Long or buying a Put is the opposite of buying a Call. When you buy a Call you are bullish about the stock/index. When an investor is bearish, he can buy a Put Option. A Put Option gives the buyer of the Put a right to sell the stock (to the Put seller) at a pre-specified price and thereby limits his risk.
A long Put is a bearish strategy. To take advantage of a falling market an investor can buy Put options.
When to use: Investor is bearish about the stock/index.
Risk: Limited to the amount of premium paid. (Maximum loss if stock/index expires at or above the option strike price).
Break-even Point: Stock price - premium
Mr. XYZ is bearish on Nifty on 24th June, when the Nifty is at ₹2694. He buys a Put option with a strike price of ₹2600 at a premium of ₹52, expiring on 31st July. If the Nifty goes below ₹2548, Mr. XYZ will make a profit on exercising the option. In case the Nifty rises above ₹2600, he can forego the option (it will expire worthlessly) with a maximum loss of the premium.
Analysis: A bearish investor can profit from declining stock prices by buying Puts. He limits his risk to the amount of premium paid but his profit potential remains unlimited.

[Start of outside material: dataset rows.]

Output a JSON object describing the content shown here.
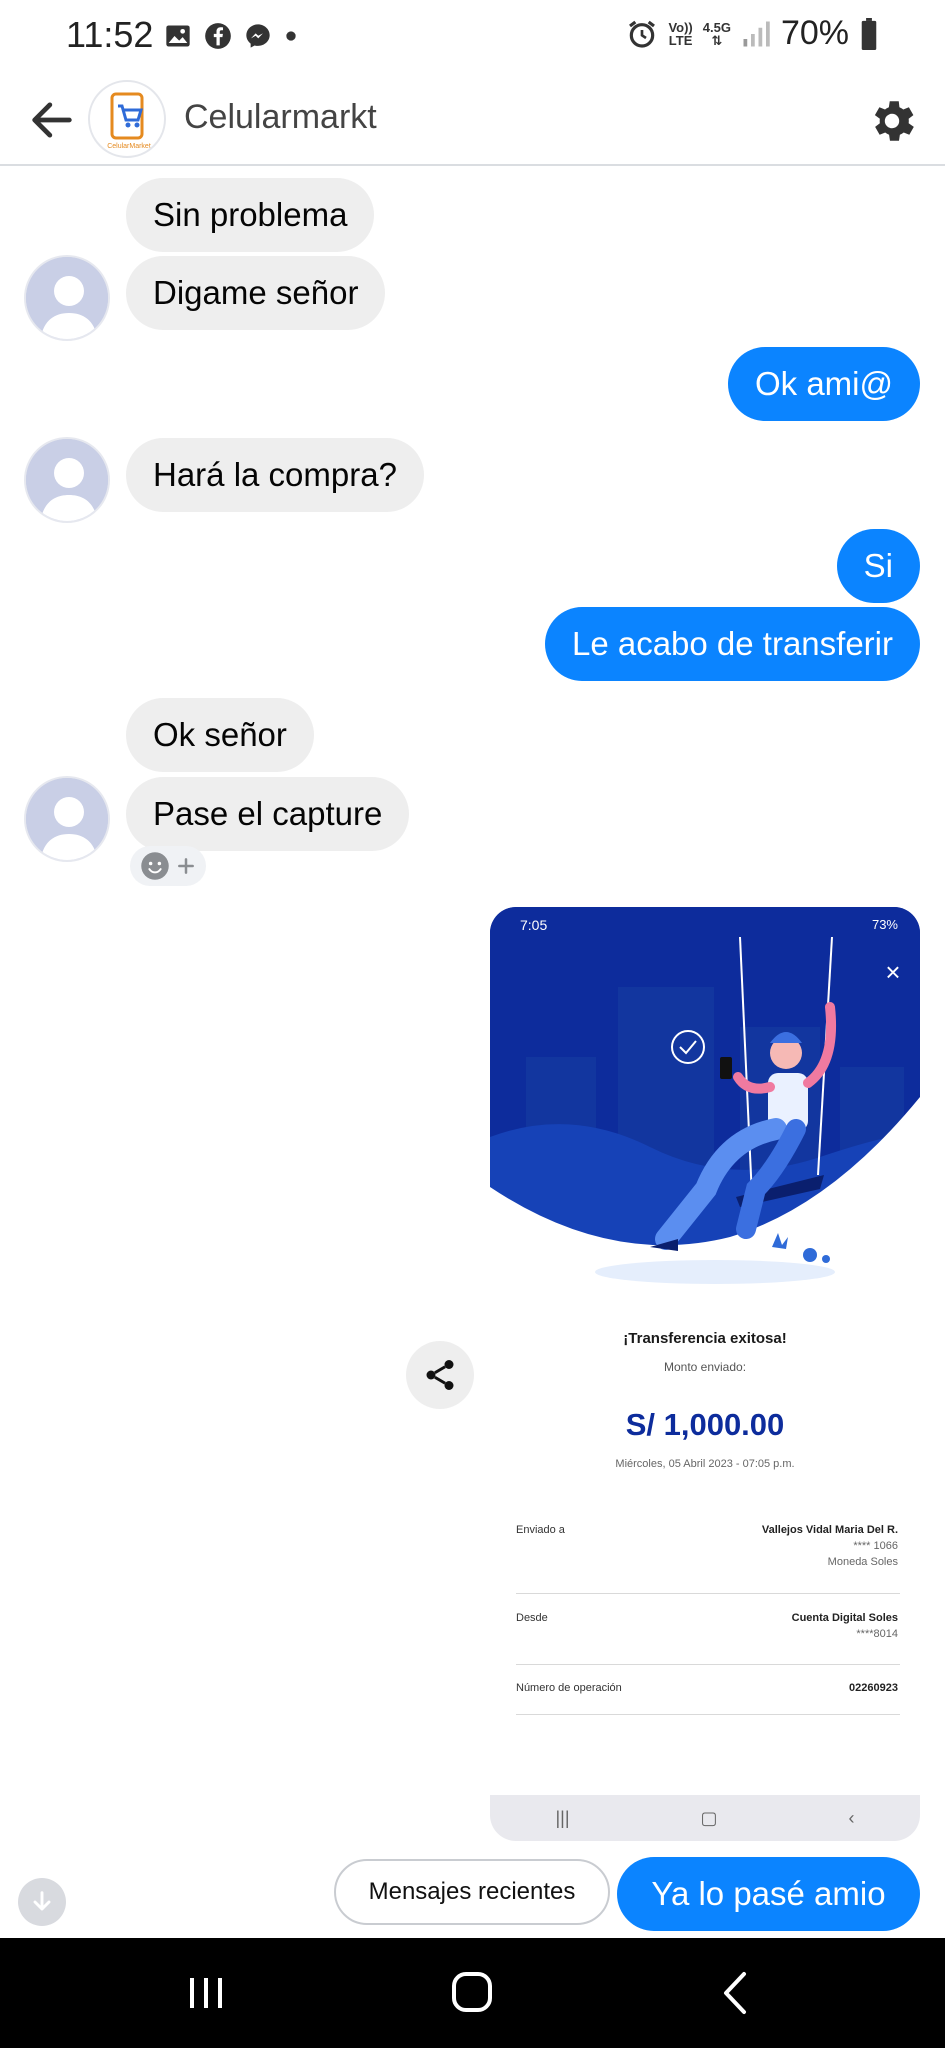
{
  "status_bar": {
    "time": "11:52",
    "network_top": "Vo))",
    "network_bottom": "LTE",
    "data_top": "4.5G",
    "battery": "70%"
  },
  "header": {
    "title": "Celularmarkt",
    "avatar_text": "CelularMarket"
  },
  "messages": [
    {
      "from": "them",
      "text": "Sin problema"
    },
    {
      "from": "them",
      "text": "Digame señor"
    },
    {
      "from": "me",
      "text": "Ok ami@"
    },
    {
      "from": "them",
      "text": "Hará la compra?"
    },
    {
      "from": "me",
      "text": "Si"
    },
    {
      "from": "me",
      "text": "Le acabo de transferir"
    },
    {
      "from": "them",
      "text": "Ok señor"
    },
    {
      "from": "them",
      "text": "Pase el capture"
    }
  ],
  "screenshot": {
    "status_time": "7:05",
    "status_battery": "73%",
    "title": "¡Transferencia exitosa!",
    "subtitle": "Monto enviado:",
    "amount": "S/ 1,000.00",
    "date": "Miércoles, 05 Abril 2023 - 07:05 p.m.",
    "rows": [
      {
        "label": "Enviado a",
        "value": "Vallejos Vidal Maria Del R.",
        "line2": "**** 1066",
        "line3": "Moneda Soles"
      },
      {
        "label": "Desde",
        "value": "Cuenta Digital Soles",
        "line2": "****8014",
        "line3": ""
      },
      {
        "label": "Número de operación",
        "value": "02260923",
        "line2": "",
        "line3": ""
      }
    ]
  },
  "quick_replies": {
    "recent": "Mensajes recientes",
    "suggested": "Ya lo pasé amio"
  },
  "colors": {
    "outgoing_bubble": "#0b84ff",
    "incoming_bubble": "#eeeeee",
    "bank_blue": "#0d2c9c"
  }
}
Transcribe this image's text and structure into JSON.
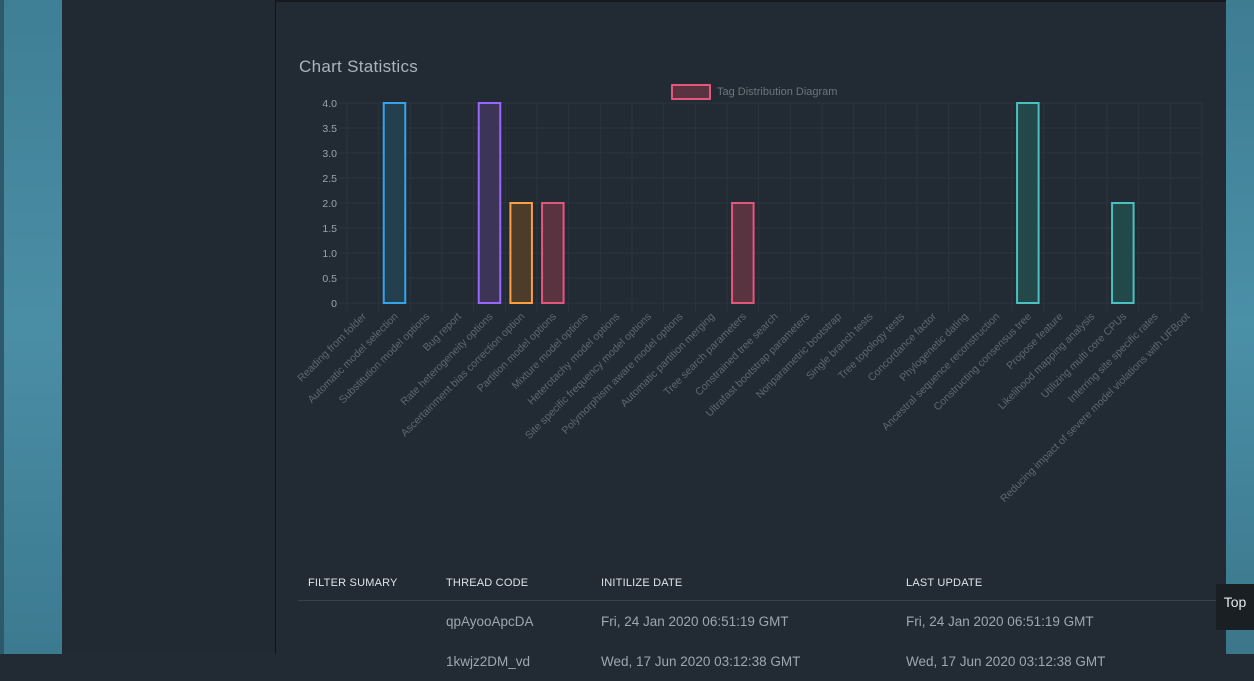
{
  "section_title": "Chart Statistics",
  "top_button_label": "Top",
  "chart_data": {
    "type": "bar",
    "legend": [
      "Tag Distribution Diagram"
    ],
    "legend_position": "top-center",
    "grid": true,
    "ylim": [
      0,
      4
    ],
    "yticks": [
      "0",
      "0.5",
      "1.0",
      "1.5",
      "2.0",
      "2.5",
      "3.0",
      "3.5",
      "4.0"
    ],
    "categories": [
      "Reading from folder",
      "Automatic model selection",
      "Substitution model options",
      "Bug report",
      "Rate heterogeneity options",
      "Ascertainment bias correction option",
      "Partition model options",
      "Mixture model options",
      "Heterotachy model options",
      "Site specific frequency model options",
      "Polymorphism aware model options",
      "Automatic partition merging",
      "Tree search parameters",
      "Constrained tree search",
      "Ultrafast bootstrap parameters",
      "Nonparametric bootstrap",
      "Single branch tests",
      "Tree topology tests",
      "Concordance factor",
      "Phylogenetic dating",
      "Ancestral sequence reconstruction",
      "Constructing consensus tree",
      "Propose feature",
      "Likelihood mapping analysis",
      "Utilizing multi core CPUs",
      "Inferring site specific rates",
      "Reducing impact of severe model violations with UFBoot"
    ],
    "series": [
      {
        "name": "Tag Distribution Diagram",
        "values": [
          0,
          4,
          0,
          0,
          4,
          2,
          2,
          0,
          0,
          0,
          0,
          0,
          2,
          0,
          0,
          0,
          0,
          0,
          0,
          0,
          0,
          4,
          0,
          0,
          2,
          0,
          0
        ]
      }
    ],
    "bar_colors": {
      "1": {
        "stroke": "#36a2eb",
        "fill": "#24404f"
      },
      "4": {
        "stroke": "#9966ff",
        "fill": "#3c3558"
      },
      "5": {
        "stroke": "#ff9f40",
        "fill": "#4d3c2a"
      },
      "6": {
        "stroke": "#e3577a",
        "fill": "#5a3340"
      },
      "12": {
        "stroke": "#e3577a",
        "fill": "#5a3340"
      },
      "21": {
        "stroke": "#4bc0c0",
        "fill": "#224849"
      },
      "24": {
        "stroke": "#4bc0c0",
        "fill": "#224849"
      }
    }
  },
  "table": {
    "headers": [
      "FILTER SUMARY",
      "THREAD CODE",
      "INITILIZE DATE",
      "LAST UPDATE"
    ],
    "rows": [
      [
        "",
        "qpAyooApcDA",
        "Fri, 24 Jan 2020 06:51:19 GMT",
        "Fri, 24 Jan 2020 06:51:19 GMT"
      ],
      [
        "",
        "1kwjz2DM_vd",
        "Wed, 17 Jun 2020 03:12:38 GMT",
        "Wed, 17 Jun 2020 03:12:38 GMT"
      ]
    ]
  }
}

This is one of the widely used strategies when an investor is bearish.